Romantic poems for her biographyOn 8 December 1865, the front page of the London Times included the following obituary: 'On the 4 inst., at 34 Coleshill-street, Eaton-square, Frances, the wife of Louis Lindon, Esq. Friends will kindly accept this intimation.' The 65 year old Mrs Lindon was survived by her husband, a sales agent twelve years her junior, and three children. The eldest, 31 year old Edmund was in government service; 27 year old Herbert and 21 year old Margaret still lived at home. Their mother's death naturally affected them, but it was otherwise of interest only to those with memories of Hampstead forty-six years ago. For it was there, in the autumn of 1818, that Frances Lindon had been known as Fanny Brawne. And it was there that she met a struggling young poet named John Keats. The anonymous Mrs Lindon was, in fact, the mysterious, unnamed beloved of the now famous Keats.
It was seven years after her death before Fanny's identity became known. Though she had told her children of her romance with Keats, and shown them her collection of his books and love letters, she had also made them promise to never tell their father. But when Louis Lindon died in 1872, Fanny's children (led primarily by Herbert) were finally able to profit from their mother's story.
And profit they did. Though Keats had died in 1821, just 25 years old and largely unknown, the resulting years had witnessed a belated recognition of his genius. He was now considered among the greatest English poets. His works sold briskly and, in 1848, the first biography of Keats was published. Written by Richard Monckton Milnes with the aid of several of Keats's friends, it nevertheless angered many others. Like Percy Shelley's elegy 'Adonais', Milnes's biography created an image of Keats as a sickly dreamer done to death by bad reviews. It was a sentimental portrait and psychologically false. And though it mentioned Keats's engagement to a young lady, it never named the lady in question.
Fanny had witnessed the growth of Keats's reputation; perhaps she had read the numerous books which eulogized him. But she never revealed herself, nor took a noteworthy interest in his life. Her husband knew only that she and the poet had met as neighbors in Hampstead. Fanny never told him otherwise.

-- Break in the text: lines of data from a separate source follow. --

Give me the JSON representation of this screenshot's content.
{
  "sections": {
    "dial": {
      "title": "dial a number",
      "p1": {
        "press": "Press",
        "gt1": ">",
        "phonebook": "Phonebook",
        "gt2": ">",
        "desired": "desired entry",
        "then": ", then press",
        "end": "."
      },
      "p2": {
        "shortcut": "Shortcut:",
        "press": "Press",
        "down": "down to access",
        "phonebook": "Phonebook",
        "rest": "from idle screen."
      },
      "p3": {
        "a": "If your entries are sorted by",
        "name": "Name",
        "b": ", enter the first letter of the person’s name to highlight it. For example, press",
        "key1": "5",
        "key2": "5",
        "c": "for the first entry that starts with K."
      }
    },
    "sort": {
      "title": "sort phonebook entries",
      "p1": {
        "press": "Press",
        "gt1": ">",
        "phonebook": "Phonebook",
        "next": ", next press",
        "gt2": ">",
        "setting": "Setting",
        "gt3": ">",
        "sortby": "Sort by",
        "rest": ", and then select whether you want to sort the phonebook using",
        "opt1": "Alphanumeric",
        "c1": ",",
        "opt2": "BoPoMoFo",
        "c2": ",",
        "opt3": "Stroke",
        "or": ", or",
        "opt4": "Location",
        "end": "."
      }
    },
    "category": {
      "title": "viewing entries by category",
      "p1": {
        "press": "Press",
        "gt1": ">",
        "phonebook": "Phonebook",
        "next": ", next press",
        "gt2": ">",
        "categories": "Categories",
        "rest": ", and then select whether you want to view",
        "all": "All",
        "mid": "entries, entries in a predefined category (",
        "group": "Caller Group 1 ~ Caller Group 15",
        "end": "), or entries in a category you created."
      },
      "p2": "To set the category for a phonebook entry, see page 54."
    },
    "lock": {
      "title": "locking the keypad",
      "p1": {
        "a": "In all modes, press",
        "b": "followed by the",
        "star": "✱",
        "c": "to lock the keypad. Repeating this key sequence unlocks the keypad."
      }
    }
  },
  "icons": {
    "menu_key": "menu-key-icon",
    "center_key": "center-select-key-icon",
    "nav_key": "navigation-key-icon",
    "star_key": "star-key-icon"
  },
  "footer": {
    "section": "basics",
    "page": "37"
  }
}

But she had kept Keats's love letters to her, over three dozen of them; many were mere notes, others lengthy chronicles of his devotion, others jealous ramblings which revealed a heretofore new (and, to his admirers, unpleasant) aspect of Keats's character. These letters would later be celebrated as among the most beautiful ever written. But in the 1870s, matters were quite different. Fanny clearly believed they were valuable, or else she would never have given them to her children. Yet what sort of value did she envision? Did she think they would aid scholarship? Or give new insight into Keats's life? Or did she intend for her children to sell them and literally profit from her long ago romance? We do not know the answer. We do know, however, that, upon his father's death, Herbert Lindon immediately sought to sell the letters.